Yes, you can absolutely erase the Netduino and reprogram it with anything you’d like. We encourage Netduino hacking and there are quite a few people building native code (using all 512KB of flash and 128KB of RAM) as well as running alternative platforms like FreeRTOS.
The ERASE pad on the Netduino and Netduino Plus is a small gold square in the top-right corner underneath pin D0. On the Netduino Mini, it’s on the bottom-left right next to pin 12.
Once you erase the Netduino, you can program it via USB or RS232 using Atmel SAM-BA on Windows or Linux (or one of the open SAM-BA alternatives…I’ve heard that MCHelper works). One caution: .NET MF does debugging over USB, so there’s no JTAG on board.

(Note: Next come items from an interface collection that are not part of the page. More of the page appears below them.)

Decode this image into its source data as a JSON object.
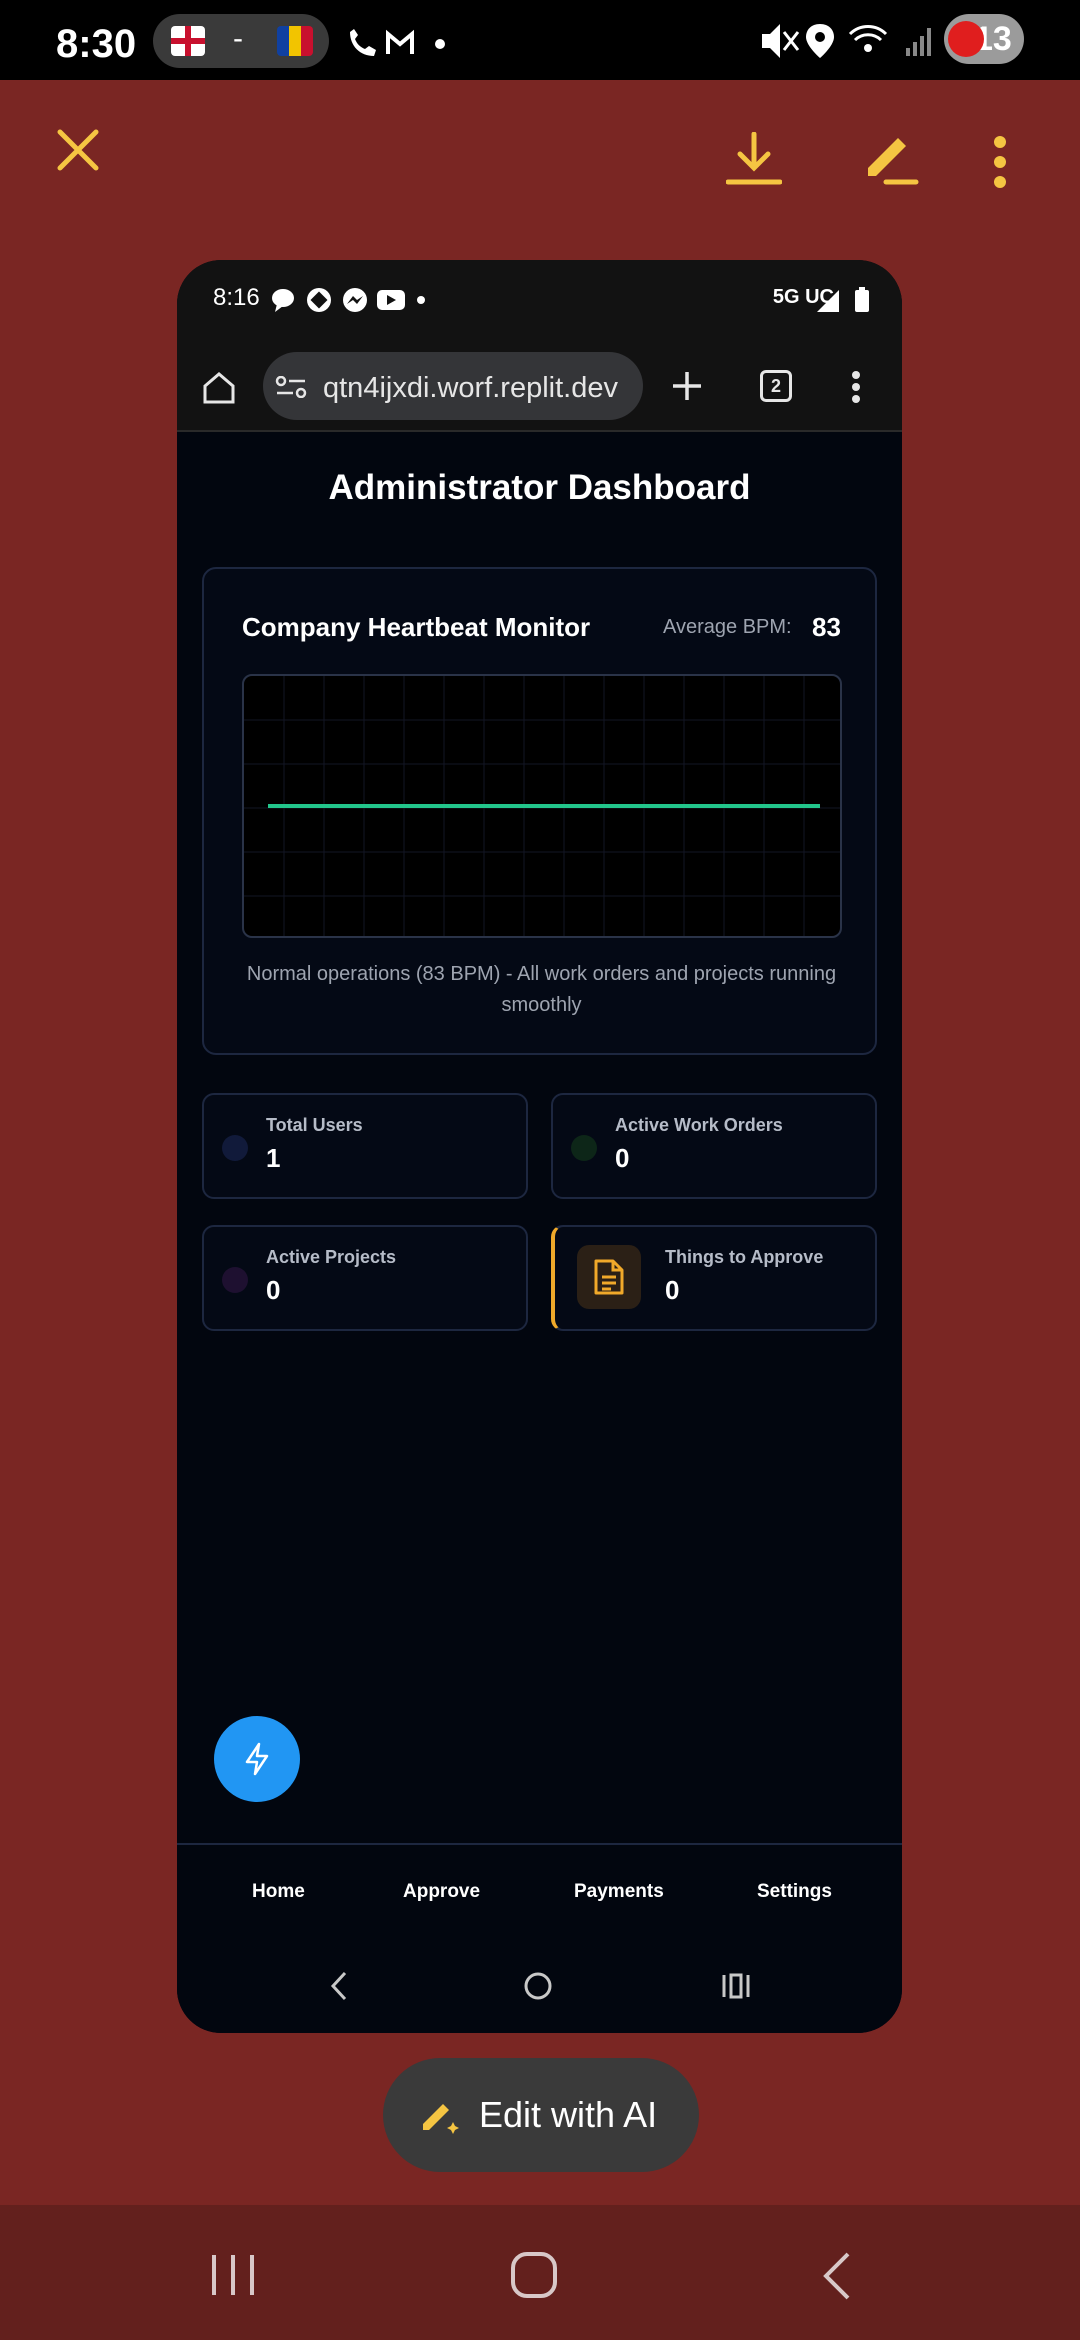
{
  "status_bar": {
    "time": "8:30",
    "separator": "-",
    "battery": "13"
  },
  "viewer_toolbar": {
    "icons": [
      "close-icon",
      "download-icon",
      "edit-icon",
      "more-vert-icon"
    ],
    "accent_color": "#f5c542",
    "background_color": "#7a2623"
  },
  "phone": {
    "status_bar": {
      "time": "8:16",
      "network": "5G UC"
    },
    "browser": {
      "url": "qtn4ijxdi.worf.replit.dev",
      "tab_count": "2"
    },
    "page": {
      "title": "Administrator Dashboard",
      "heartbeat": {
        "title": "Company Heartbeat Monitor",
        "avg_label": "Average BPM:",
        "avg_value": "83",
        "description": "Normal operations (83 BPM) - All work orders and projects running smoothly",
        "line_color": "#22c58b"
      },
      "stats": [
        {
          "label": "Total Users",
          "value": "1"
        },
        {
          "label": "Active Work Orders",
          "value": "0"
        },
        {
          "label": "Active Projects",
          "value": "0"
        },
        {
          "label": "Things to Approve",
          "value": "0"
        }
      ],
      "nav": [
        "Home",
        "Approve",
        "Payments",
        "Settings"
      ]
    }
  },
  "edit_ai": {
    "label": "Edit with AI"
  }
}
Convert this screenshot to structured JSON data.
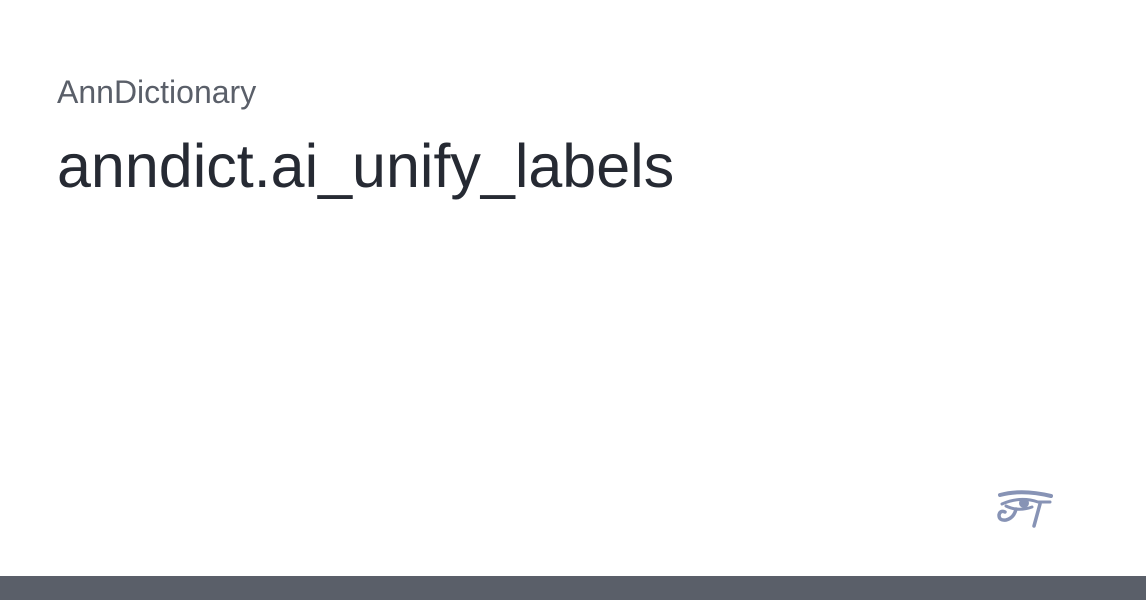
{
  "header": {
    "site_name": "AnnDictionary",
    "page_title": "anndict.ai_unify_labels"
  },
  "logo": {
    "icon": "eye-of-horus-icon",
    "color": "#8793b5"
  },
  "footer": {
    "color": "#5a5f69"
  }
}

Neat. So is this some sort of “introductory” price? How are you selling a $20 CPU on a 4-layer board at “about” the same price as Arduino’s $5 CPU on a 2-layer board?